Skip to content
June 24, 2014 / Ciara Myers, Editor

The many obstacles facing Langley Park youth

A new report, issued by CASA de Maryland, Prince George’s County Public Schools and the Urban Institute reveals many of the challenges facing teens growing up in the Langley Park community. The study notes gang affiliation, pregnancy and employment as deterrents for many students to complete high school. (WaPo, 6/23)

The study found that 82 percent of Langley Park students are at risk by the time they reach ninth grade and that just 45 percent of the community’s students graduate from high school in four years, not much more than half the national high school graduation rate of 84 percent. More than half the adults in Langley Park have less than a ninth-grade education, almost 10 times the national average, highlighting concerns about how to increase the chances of success for the community’s children.

The report, “From Cradle to Career: The Multiple Challenges Facing Immigrant Families in Langley Park Promise Neighborhood,” can be found here.

– The U.S. Department of Education announced that it has tightened the reigns on education requirements for students with special needs to make progress in school. According to the revised guidelines, the region faces a lot of room for improvement: (WaPo, 6/24)

Under the new criteria, Maryland is among the states that no longer meet federal requirements, joining the District, which has been out of compliance for the past eight years. Virginia meets the demands of federal law under the new rules, as it did last year under the old accounting system.

– The U.S. Department of Agriculture has released a report on the lingering food insecurity that is affecting households across the country, despite post-recession gains in employment. (USDA, June 2014)

– Amid the controversy surrounding the proposed “fitness tax” in D.C., the discussion has shifted to economic disparity as residents are questioning the consequences it could have east of the river, where health clubs may be heavily discouraged to expand. (WaPo, 6/23)

– WRAG’s Lindsay Smith explains how the Washington Regional Food Funders Working Group will begin educating area leaders on how to develop a stronger and more equitable regional food system. (Daily, 6/24)

HEALTH/CHILDREN │ The American Academy of Pediatrics announced that it will implement new guidelines for pediatricians under which they will begin advising parents to read to their children from birth in order to promote proper brain development. (NYT, 6/24)

ARTS │ After searching for space for five years, the Washington Project for the Arts will be permanently housed at the Atlantic Plumbing redevelopment site. The project serves as an example of both a local arts nonprofit benefiting from new real estate development, as well as a developer understanding the value the arts add to the surrounding neighborhood.(City Paper, 6/23)

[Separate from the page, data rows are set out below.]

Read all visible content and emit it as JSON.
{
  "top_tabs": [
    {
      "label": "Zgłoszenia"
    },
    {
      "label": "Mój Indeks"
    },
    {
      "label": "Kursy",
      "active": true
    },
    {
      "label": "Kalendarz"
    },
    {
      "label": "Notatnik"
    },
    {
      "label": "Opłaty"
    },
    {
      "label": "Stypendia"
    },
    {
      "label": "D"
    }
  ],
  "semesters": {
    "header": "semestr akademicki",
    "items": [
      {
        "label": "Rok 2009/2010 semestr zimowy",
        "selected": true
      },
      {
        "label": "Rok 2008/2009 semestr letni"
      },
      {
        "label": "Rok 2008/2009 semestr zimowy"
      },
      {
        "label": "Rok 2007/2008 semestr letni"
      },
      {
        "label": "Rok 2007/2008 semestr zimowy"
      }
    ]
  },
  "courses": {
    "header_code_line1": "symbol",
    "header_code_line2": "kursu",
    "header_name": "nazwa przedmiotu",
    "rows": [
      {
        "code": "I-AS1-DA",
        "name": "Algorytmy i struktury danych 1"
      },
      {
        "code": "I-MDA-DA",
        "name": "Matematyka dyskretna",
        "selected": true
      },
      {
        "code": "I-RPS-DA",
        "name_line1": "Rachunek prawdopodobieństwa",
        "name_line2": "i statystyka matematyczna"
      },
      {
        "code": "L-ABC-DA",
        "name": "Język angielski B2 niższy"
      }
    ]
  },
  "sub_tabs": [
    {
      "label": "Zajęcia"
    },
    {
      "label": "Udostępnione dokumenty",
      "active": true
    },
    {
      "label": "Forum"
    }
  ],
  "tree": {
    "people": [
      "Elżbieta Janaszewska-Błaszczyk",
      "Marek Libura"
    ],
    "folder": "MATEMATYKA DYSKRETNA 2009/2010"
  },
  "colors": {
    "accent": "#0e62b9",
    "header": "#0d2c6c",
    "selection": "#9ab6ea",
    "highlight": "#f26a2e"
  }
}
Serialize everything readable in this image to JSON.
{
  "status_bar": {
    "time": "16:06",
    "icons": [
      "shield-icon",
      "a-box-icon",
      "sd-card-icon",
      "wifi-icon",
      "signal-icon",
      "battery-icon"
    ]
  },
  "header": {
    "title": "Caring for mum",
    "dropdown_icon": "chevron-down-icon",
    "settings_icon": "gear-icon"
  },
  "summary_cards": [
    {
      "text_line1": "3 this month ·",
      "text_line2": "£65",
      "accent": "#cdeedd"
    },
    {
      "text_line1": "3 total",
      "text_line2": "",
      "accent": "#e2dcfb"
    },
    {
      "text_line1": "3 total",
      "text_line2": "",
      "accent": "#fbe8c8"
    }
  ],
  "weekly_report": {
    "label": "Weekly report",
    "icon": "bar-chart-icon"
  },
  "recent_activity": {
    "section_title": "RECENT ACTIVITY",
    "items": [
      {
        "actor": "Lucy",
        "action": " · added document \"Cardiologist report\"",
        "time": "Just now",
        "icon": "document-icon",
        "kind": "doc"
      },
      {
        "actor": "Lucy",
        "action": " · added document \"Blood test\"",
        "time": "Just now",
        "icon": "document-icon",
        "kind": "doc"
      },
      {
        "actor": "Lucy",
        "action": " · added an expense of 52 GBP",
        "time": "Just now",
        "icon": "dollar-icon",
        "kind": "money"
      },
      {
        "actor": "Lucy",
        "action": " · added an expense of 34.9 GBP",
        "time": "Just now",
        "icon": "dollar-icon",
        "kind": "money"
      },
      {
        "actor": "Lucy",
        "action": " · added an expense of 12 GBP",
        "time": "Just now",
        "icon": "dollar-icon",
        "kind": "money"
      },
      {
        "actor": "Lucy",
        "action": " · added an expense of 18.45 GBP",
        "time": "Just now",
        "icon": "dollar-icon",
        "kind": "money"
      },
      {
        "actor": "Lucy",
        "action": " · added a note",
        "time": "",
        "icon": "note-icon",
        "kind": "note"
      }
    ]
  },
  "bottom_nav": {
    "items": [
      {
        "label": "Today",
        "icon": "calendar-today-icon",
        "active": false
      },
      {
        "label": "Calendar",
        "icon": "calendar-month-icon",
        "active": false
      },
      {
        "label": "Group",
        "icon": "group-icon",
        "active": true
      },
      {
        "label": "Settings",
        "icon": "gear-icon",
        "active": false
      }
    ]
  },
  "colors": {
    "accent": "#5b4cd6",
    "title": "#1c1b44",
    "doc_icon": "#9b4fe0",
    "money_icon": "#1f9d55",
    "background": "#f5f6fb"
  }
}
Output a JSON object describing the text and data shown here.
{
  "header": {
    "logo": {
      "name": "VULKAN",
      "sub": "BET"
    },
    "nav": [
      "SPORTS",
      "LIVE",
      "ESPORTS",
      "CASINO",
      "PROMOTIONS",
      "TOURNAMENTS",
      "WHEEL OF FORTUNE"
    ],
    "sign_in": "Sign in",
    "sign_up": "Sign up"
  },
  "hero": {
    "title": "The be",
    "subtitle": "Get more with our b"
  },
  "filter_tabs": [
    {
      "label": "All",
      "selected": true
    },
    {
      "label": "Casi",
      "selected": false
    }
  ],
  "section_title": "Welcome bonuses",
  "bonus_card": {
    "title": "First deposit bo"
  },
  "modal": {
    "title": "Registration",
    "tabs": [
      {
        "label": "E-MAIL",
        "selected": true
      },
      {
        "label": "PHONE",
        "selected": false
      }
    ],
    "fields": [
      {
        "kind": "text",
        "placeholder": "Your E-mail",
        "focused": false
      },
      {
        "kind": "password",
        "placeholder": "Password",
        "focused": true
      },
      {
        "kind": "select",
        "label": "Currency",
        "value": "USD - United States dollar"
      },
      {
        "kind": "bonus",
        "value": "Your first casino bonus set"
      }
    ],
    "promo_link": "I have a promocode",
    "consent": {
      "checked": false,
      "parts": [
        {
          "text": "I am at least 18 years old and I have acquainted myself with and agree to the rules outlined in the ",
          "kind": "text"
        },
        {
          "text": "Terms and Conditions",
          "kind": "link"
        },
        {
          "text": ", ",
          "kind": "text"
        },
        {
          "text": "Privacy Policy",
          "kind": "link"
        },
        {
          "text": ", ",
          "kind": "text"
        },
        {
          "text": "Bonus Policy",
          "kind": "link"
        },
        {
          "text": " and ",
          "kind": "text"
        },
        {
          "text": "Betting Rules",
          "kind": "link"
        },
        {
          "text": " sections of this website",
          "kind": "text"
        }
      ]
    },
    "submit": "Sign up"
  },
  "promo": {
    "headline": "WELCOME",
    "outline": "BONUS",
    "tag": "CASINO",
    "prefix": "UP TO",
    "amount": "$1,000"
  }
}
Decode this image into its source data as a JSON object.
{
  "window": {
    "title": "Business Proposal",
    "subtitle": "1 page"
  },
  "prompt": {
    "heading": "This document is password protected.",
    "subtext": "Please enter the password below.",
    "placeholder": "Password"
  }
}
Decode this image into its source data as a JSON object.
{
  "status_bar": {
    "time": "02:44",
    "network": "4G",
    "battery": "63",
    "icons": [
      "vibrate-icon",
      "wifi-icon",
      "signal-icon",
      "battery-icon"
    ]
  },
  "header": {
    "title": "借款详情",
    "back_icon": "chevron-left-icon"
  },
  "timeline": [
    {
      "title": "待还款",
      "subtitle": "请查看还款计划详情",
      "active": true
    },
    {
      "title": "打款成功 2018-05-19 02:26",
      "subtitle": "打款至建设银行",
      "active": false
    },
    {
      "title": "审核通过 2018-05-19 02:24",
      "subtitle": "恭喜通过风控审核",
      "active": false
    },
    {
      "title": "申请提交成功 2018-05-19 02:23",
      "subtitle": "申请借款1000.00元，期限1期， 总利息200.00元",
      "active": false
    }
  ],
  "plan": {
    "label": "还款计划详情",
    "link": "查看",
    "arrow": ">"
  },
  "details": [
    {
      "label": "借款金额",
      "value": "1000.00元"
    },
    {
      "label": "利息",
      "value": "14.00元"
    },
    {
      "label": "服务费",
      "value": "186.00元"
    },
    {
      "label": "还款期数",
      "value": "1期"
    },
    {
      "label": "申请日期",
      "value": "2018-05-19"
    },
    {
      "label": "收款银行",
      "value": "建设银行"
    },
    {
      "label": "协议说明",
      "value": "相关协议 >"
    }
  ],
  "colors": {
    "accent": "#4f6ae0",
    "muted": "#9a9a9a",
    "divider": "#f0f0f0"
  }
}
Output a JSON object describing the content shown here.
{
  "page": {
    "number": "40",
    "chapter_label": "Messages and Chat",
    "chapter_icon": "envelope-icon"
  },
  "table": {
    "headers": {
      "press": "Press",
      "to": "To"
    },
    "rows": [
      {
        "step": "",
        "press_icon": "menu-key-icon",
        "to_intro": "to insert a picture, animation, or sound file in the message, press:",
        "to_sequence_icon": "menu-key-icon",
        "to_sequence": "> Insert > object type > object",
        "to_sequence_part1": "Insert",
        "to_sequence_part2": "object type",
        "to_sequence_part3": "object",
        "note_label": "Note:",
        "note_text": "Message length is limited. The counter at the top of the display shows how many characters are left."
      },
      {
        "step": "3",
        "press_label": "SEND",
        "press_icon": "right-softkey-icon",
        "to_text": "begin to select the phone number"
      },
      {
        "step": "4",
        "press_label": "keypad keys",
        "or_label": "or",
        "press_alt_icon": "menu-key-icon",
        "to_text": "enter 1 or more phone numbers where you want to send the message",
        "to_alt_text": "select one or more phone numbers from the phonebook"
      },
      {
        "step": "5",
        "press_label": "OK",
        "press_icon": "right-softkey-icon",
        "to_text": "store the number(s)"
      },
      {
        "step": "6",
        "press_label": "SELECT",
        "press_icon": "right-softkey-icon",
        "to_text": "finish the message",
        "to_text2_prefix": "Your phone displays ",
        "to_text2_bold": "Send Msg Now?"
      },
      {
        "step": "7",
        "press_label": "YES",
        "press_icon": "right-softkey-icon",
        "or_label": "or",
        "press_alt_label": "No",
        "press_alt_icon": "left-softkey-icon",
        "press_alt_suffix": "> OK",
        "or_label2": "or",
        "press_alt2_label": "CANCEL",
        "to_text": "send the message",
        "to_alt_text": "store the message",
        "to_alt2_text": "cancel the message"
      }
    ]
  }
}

– According to census data on population growth, D.C. is among the 19 out of 51 major metropolitan areas that saw its city center grow faster than its suburbs between 2012 and 2013. (CityLab, 6/23)

 D.C. area’s economy is bigger than Thailand and Austria (WBJ, 6/23)

Ever wonder how much Americans are spending on printed books, slot machines, or Slurpees® in real-time? Now you can find out in this cool visual.


%d bloggers like this: